● Required action
How many lines in the records below include "first"? Answer with the number only.

● Dataset rows for apps and sites
>>>>>

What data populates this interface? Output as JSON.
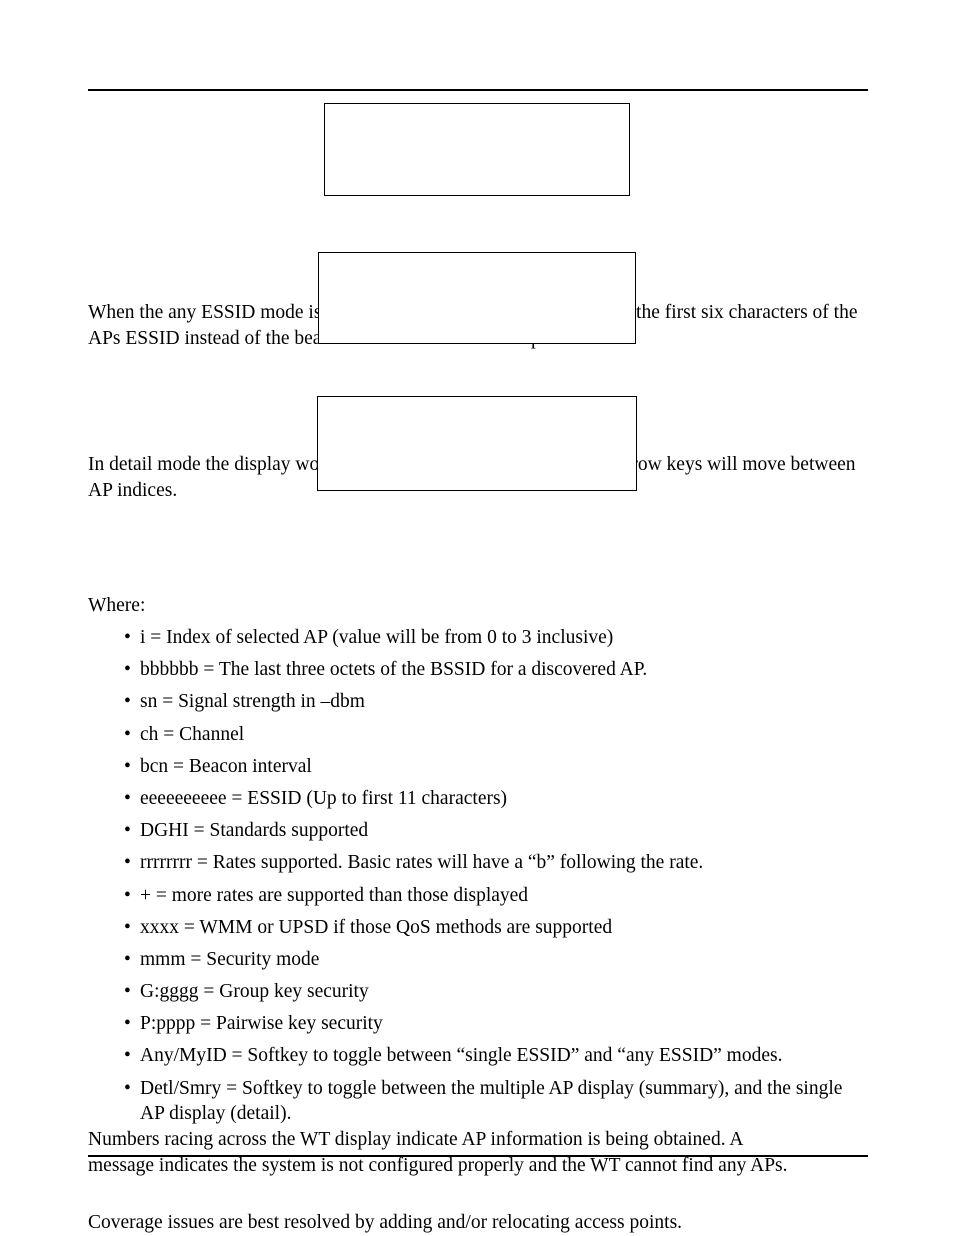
{
  "page": {
    "header_rule": "horizontal-rule",
    "footer_rule": "horizontal-rule"
  },
  "figures": [
    {
      "name": "summary-display-figure-1",
      "caption": ""
    },
    {
      "name": "any-essid-summary-display-figure-2",
      "caption": ""
    },
    {
      "name": "detail-mode-display-figure-3",
      "caption": ""
    }
  ],
  "body": {
    "paragraph_1": "When the any ESSID mode is selected, the summary display contains the first six characters of the APs ESSID instead of the beacon interval as in the example below.",
    "paragraph_2": "In detail mode the display would appear as follows. The Left/Right arrow keys will move between AP indices.",
    "where_label": "Where:",
    "paragraph_numbers_part1": "Numbers racing across the WT display indicate AP information is being obtained. A",
    "paragraph_numbers_part2": "message indicates the system is not configured properly and the WT cannot find any APs.",
    "paragraph_coverage": "Coverage issues are best resolved by adding and/or relocating access points."
  },
  "legend": {
    "bullet_glyph": "•",
    "items": [
      "i = Index of selected AP (value will be from 0 to 3 inclusive)",
      "bbbbbb = The last three octets of the BSSID for a discovered AP.",
      "sn = Signal strength in –dbm",
      "ch = Channel",
      "bcn = Beacon interval",
      "eeeeeeeeee = ESSID (Up to first 11 characters)",
      "DGHI = Standards supported",
      "rrrrrrrr = Rates supported. Basic rates will have a “b” following the rate.",
      "+ = more rates are supported than those displayed",
      "xxxx = WMM or UPSD if those QoS methods are supported",
      "mmm = Security mode",
      "G:gggg = Group key security",
      "P:pppp = Pairwise key security",
      "Any/MyID = Softkey to toggle between “single ESSID” and “any ESSID” modes.",
      "Detl/Smry = Softkey to toggle between the multiple AP display (summary), and the single AP display (detail)."
    ]
  }
}
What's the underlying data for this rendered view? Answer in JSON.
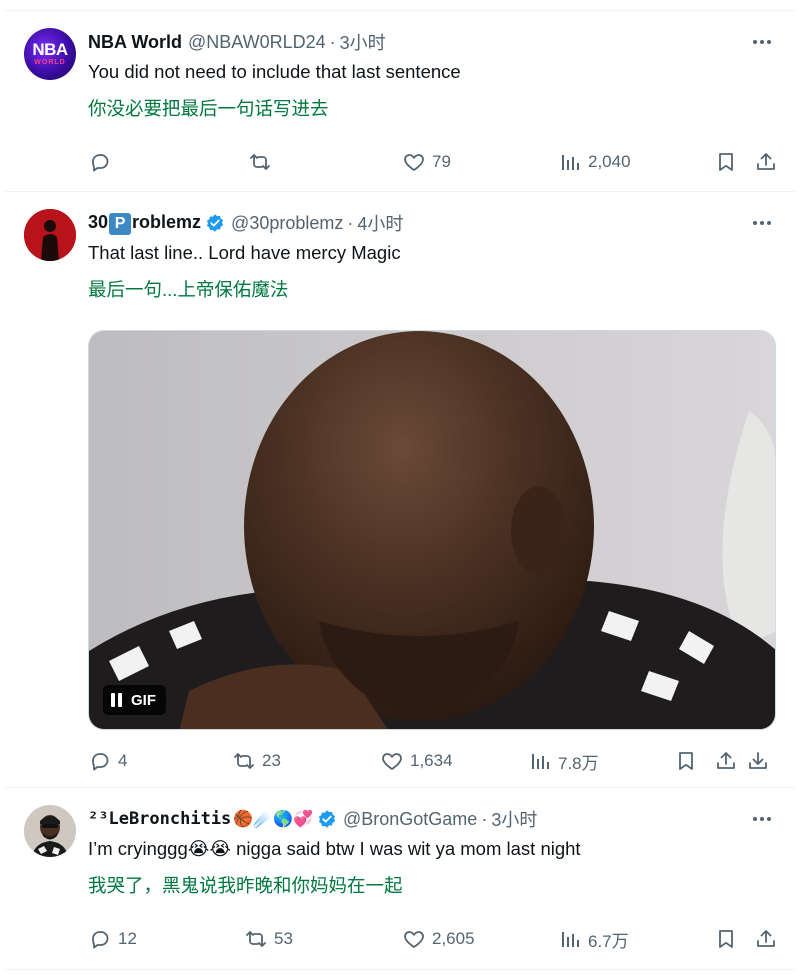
{
  "tweets": [
    {
      "name": "NBA World",
      "handle": "@NBAW0RLD24",
      "time": "3小时",
      "text": "You did not need to include that last sentence",
      "translation": "你没必要把最后一句话写进去",
      "avatar_text": "NBA",
      "avatar_subtext": "WORLD",
      "replies": "",
      "retweets": "",
      "likes": "79",
      "views": "2,040"
    },
    {
      "name_prefix": "30",
      "name_box": "P",
      "name_suffix": "roblemz",
      "handle": "@30problemz",
      "time": "4小时",
      "text": "That last line.. Lord have mercy Magic",
      "translation": "最后一句...上帝保佑魔法",
      "gif_label": "GIF",
      "replies": "4",
      "retweets": "23",
      "likes": "1,634",
      "views": "7.8万"
    },
    {
      "name": "²³LeBronchitis",
      "name_emojis": "🏀☄️🌎💞",
      "handle": "@BronGotGame",
      "time": "3小时",
      "text_a": "I’m cryinggg",
      "text_emojis": "😭😭",
      "text_b": " nigga said btw I was wit ya mom last night",
      "translation": "我哭了，黑鬼说我昨晚和你妈妈在一起",
      "replies": "12",
      "retweets": "53",
      "likes": "2,605",
      "views": "6.7万"
    }
  ],
  "separator_dot": "·",
  "colors": {
    "text": "#0f1419",
    "secondary": "#536471",
    "translation": "#00793f",
    "verified": "#1d9bf0",
    "border": "#eff3f4"
  }
}
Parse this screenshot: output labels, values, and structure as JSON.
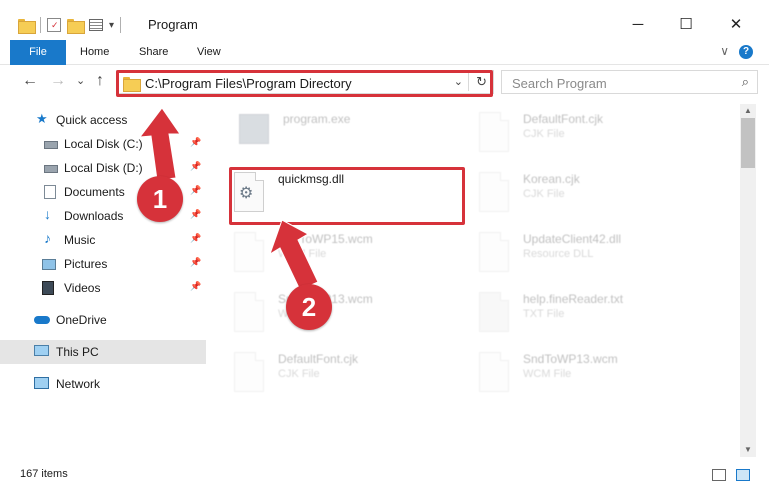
{
  "window": {
    "title": "Program",
    "minimize": "─",
    "maximize": "☐",
    "close": "✕"
  },
  "qat": {
    "dropdown": "▾"
  },
  "ribbon": {
    "tabs": [
      "File",
      "Home",
      "Share",
      "View"
    ],
    "collapse": "∨",
    "help": "?"
  },
  "nav": {
    "back": "←",
    "forward": "→",
    "recent": "⌄",
    "up": "↑"
  },
  "address": {
    "path": "C:\\Program Files\\Program Directory",
    "dropdown": "⌄",
    "refresh": "↻"
  },
  "search": {
    "placeholder": "Search Program",
    "icon": "⌕"
  },
  "sidebar": {
    "pin_glyph": "📌",
    "items": [
      {
        "label": "Quick access",
        "icon": "star-icon"
      },
      {
        "label": "Local Disk (C:)",
        "icon": "drive-icon"
      },
      {
        "label": "Local Disk (D:)",
        "icon": "drive-icon"
      },
      {
        "label": "Documents",
        "icon": "documents-icon"
      },
      {
        "label": "Downloads",
        "icon": "downloads-icon"
      },
      {
        "label": "Music",
        "icon": "music-icon"
      },
      {
        "label": "Pictures",
        "icon": "pictures-icon"
      },
      {
        "label": "Videos",
        "icon": "videos-icon"
      },
      {
        "label": "OneDrive",
        "icon": "cloud-icon"
      },
      {
        "label": "This PC",
        "icon": "computer-icon"
      },
      {
        "label": "Network",
        "icon": "network-icon"
      }
    ]
  },
  "files": [
    {
      "name": "program.exe",
      "type": ""
    },
    {
      "name": "DefaultFont.cjk",
      "type": "CJK File"
    },
    {
      "name": "quickmsg.dll",
      "type": ""
    },
    {
      "name": "Korean.cjk",
      "type": "CJK File"
    },
    {
      "name": "SndToWP15.wcm",
      "type": "WCM File"
    },
    {
      "name": "UpdateClient42.dll",
      "type": "Resource DLL"
    },
    {
      "name": "SndToWP13.wcm",
      "type": "WCM File"
    },
    {
      "name": "help.fineReader.txt",
      "type": "TXT File"
    },
    {
      "name": "DefaultFont.cjk",
      "type": "CJK File"
    },
    {
      "name": "SndToWP13.wcm",
      "type": "WCM File"
    }
  ],
  "callouts": [
    "1",
    "2"
  ],
  "status": {
    "item_count": "167 items"
  },
  "colors": {
    "accent": "#1979ca",
    "highlight": "#d6323a"
  }
}
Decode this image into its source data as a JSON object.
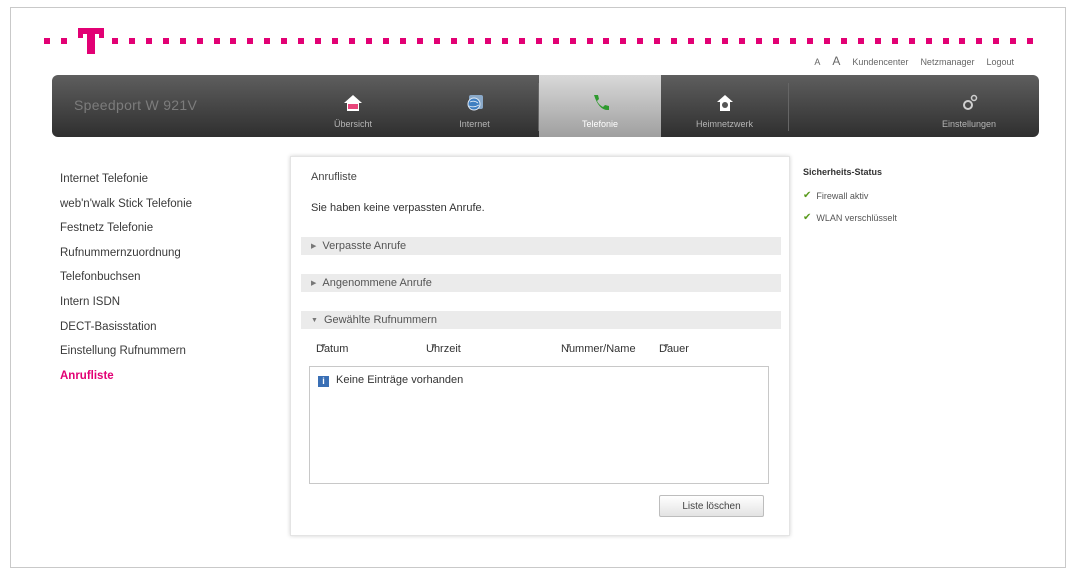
{
  "brand": {
    "accent": "#e20074"
  },
  "utility": {
    "font_small": "A",
    "font_large": "A",
    "links": [
      "Kundencenter",
      "Netzmanager",
      "Logout"
    ]
  },
  "navbar": {
    "product_name": "Speedport W 921V",
    "items": [
      {
        "label": "Übersicht",
        "icon": "house-icon"
      },
      {
        "label": "Internet",
        "icon": "globe-icon"
      },
      {
        "label": "Telefonie",
        "icon": "phone-icon",
        "active": true
      },
      {
        "label": "Heimnetzwerk",
        "icon": "home-network-icon"
      },
      {
        "label": "Einstellungen",
        "icon": "settings-icon"
      }
    ]
  },
  "sidebar": {
    "items": [
      "Internet Telefonie",
      "web'n'walk Stick Telefonie",
      "Festnetz Telefonie",
      "Rufnummernzuordnung",
      "Telefonbuchsen",
      "Intern ISDN",
      "DECT-Basisstation",
      "Einstellung Rufnummern",
      "Anrufliste"
    ],
    "active_index": 8
  },
  "main": {
    "title": "Anrufliste",
    "message": "Sie haben keine verpassten Anrufe.",
    "sections": {
      "missed": "Verpasste Anrufe",
      "accepted": "Angenommene Anrufe",
      "dialed": "Gewählte Rufnummern"
    },
    "columns": {
      "date": "Datum",
      "time": "Uhrzeit",
      "number": "Nummer/Name",
      "duration": "Dauer"
    },
    "empty_text": "Keine Einträge vorhanden",
    "clear_button": "Liste löschen"
  },
  "security": {
    "title": "Sicherheits-Status",
    "items": [
      "Firewall aktiv",
      "WLAN verschlüsselt"
    ]
  }
}
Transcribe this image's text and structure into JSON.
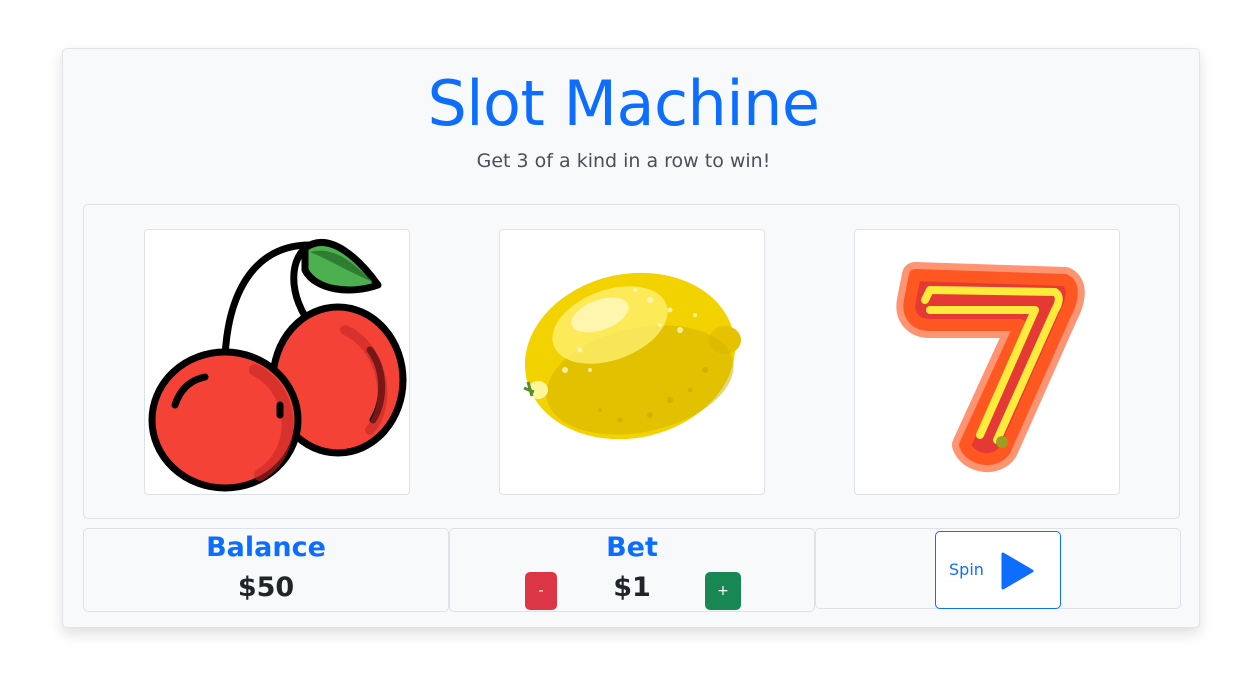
{
  "header": {
    "title": "Slot Machine",
    "subtitle": "Get 3 of a kind in a row to win!"
  },
  "reels": [
    {
      "symbol": "cherry-icon"
    },
    {
      "symbol": "lemon-icon"
    },
    {
      "symbol": "seven-icon"
    }
  ],
  "balance": {
    "label": "Balance",
    "value": "$50"
  },
  "bet": {
    "label": "Bet",
    "value": "$1",
    "decrease_label": "-",
    "increase_label": "+"
  },
  "spin": {
    "label": "Spin",
    "icon": "play-icon"
  },
  "colors": {
    "accent": "#0d6efd",
    "danger": "#dc3545",
    "success": "#198754",
    "card_bg": "#f8f9fa"
  }
}
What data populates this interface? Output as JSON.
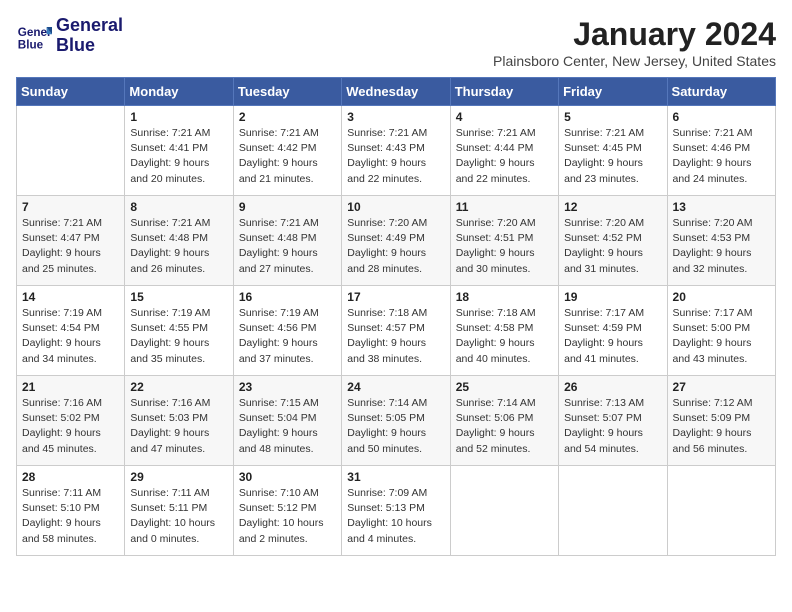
{
  "logo": {
    "line1": "General",
    "line2": "Blue"
  },
  "title": "January 2024",
  "location": "Plainsboro Center, New Jersey, United States",
  "days_of_week": [
    "Sunday",
    "Monday",
    "Tuesday",
    "Wednesday",
    "Thursday",
    "Friday",
    "Saturday"
  ],
  "weeks": [
    [
      {
        "day": "",
        "info": ""
      },
      {
        "day": "1",
        "info": "Sunrise: 7:21 AM\nSunset: 4:41 PM\nDaylight: 9 hours\nand 20 minutes."
      },
      {
        "day": "2",
        "info": "Sunrise: 7:21 AM\nSunset: 4:42 PM\nDaylight: 9 hours\nand 21 minutes."
      },
      {
        "day": "3",
        "info": "Sunrise: 7:21 AM\nSunset: 4:43 PM\nDaylight: 9 hours\nand 22 minutes."
      },
      {
        "day": "4",
        "info": "Sunrise: 7:21 AM\nSunset: 4:44 PM\nDaylight: 9 hours\nand 22 minutes."
      },
      {
        "day": "5",
        "info": "Sunrise: 7:21 AM\nSunset: 4:45 PM\nDaylight: 9 hours\nand 23 minutes."
      },
      {
        "day": "6",
        "info": "Sunrise: 7:21 AM\nSunset: 4:46 PM\nDaylight: 9 hours\nand 24 minutes."
      }
    ],
    [
      {
        "day": "7",
        "info": "Sunrise: 7:21 AM\nSunset: 4:47 PM\nDaylight: 9 hours\nand 25 minutes."
      },
      {
        "day": "8",
        "info": "Sunrise: 7:21 AM\nSunset: 4:48 PM\nDaylight: 9 hours\nand 26 minutes."
      },
      {
        "day": "9",
        "info": "Sunrise: 7:21 AM\nSunset: 4:48 PM\nDaylight: 9 hours\nand 27 minutes."
      },
      {
        "day": "10",
        "info": "Sunrise: 7:20 AM\nSunset: 4:49 PM\nDaylight: 9 hours\nand 28 minutes."
      },
      {
        "day": "11",
        "info": "Sunrise: 7:20 AM\nSunset: 4:51 PM\nDaylight: 9 hours\nand 30 minutes."
      },
      {
        "day": "12",
        "info": "Sunrise: 7:20 AM\nSunset: 4:52 PM\nDaylight: 9 hours\nand 31 minutes."
      },
      {
        "day": "13",
        "info": "Sunrise: 7:20 AM\nSunset: 4:53 PM\nDaylight: 9 hours\nand 32 minutes."
      }
    ],
    [
      {
        "day": "14",
        "info": "Sunrise: 7:19 AM\nSunset: 4:54 PM\nDaylight: 9 hours\nand 34 minutes."
      },
      {
        "day": "15",
        "info": "Sunrise: 7:19 AM\nSunset: 4:55 PM\nDaylight: 9 hours\nand 35 minutes."
      },
      {
        "day": "16",
        "info": "Sunrise: 7:19 AM\nSunset: 4:56 PM\nDaylight: 9 hours\nand 37 minutes."
      },
      {
        "day": "17",
        "info": "Sunrise: 7:18 AM\nSunset: 4:57 PM\nDaylight: 9 hours\nand 38 minutes."
      },
      {
        "day": "18",
        "info": "Sunrise: 7:18 AM\nSunset: 4:58 PM\nDaylight: 9 hours\nand 40 minutes."
      },
      {
        "day": "19",
        "info": "Sunrise: 7:17 AM\nSunset: 4:59 PM\nDaylight: 9 hours\nand 41 minutes."
      },
      {
        "day": "20",
        "info": "Sunrise: 7:17 AM\nSunset: 5:00 PM\nDaylight: 9 hours\nand 43 minutes."
      }
    ],
    [
      {
        "day": "21",
        "info": "Sunrise: 7:16 AM\nSunset: 5:02 PM\nDaylight: 9 hours\nand 45 minutes."
      },
      {
        "day": "22",
        "info": "Sunrise: 7:16 AM\nSunset: 5:03 PM\nDaylight: 9 hours\nand 47 minutes."
      },
      {
        "day": "23",
        "info": "Sunrise: 7:15 AM\nSunset: 5:04 PM\nDaylight: 9 hours\nand 48 minutes."
      },
      {
        "day": "24",
        "info": "Sunrise: 7:14 AM\nSunset: 5:05 PM\nDaylight: 9 hours\nand 50 minutes."
      },
      {
        "day": "25",
        "info": "Sunrise: 7:14 AM\nSunset: 5:06 PM\nDaylight: 9 hours\nand 52 minutes."
      },
      {
        "day": "26",
        "info": "Sunrise: 7:13 AM\nSunset: 5:07 PM\nDaylight: 9 hours\nand 54 minutes."
      },
      {
        "day": "27",
        "info": "Sunrise: 7:12 AM\nSunset: 5:09 PM\nDaylight: 9 hours\nand 56 minutes."
      }
    ],
    [
      {
        "day": "28",
        "info": "Sunrise: 7:11 AM\nSunset: 5:10 PM\nDaylight: 9 hours\nand 58 minutes."
      },
      {
        "day": "29",
        "info": "Sunrise: 7:11 AM\nSunset: 5:11 PM\nDaylight: 10 hours\nand 0 minutes."
      },
      {
        "day": "30",
        "info": "Sunrise: 7:10 AM\nSunset: 5:12 PM\nDaylight: 10 hours\nand 2 minutes."
      },
      {
        "day": "31",
        "info": "Sunrise: 7:09 AM\nSunset: 5:13 PM\nDaylight: 10 hours\nand 4 minutes."
      },
      {
        "day": "",
        "info": ""
      },
      {
        "day": "",
        "info": ""
      },
      {
        "day": "",
        "info": ""
      }
    ]
  ]
}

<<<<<

● Answer section
2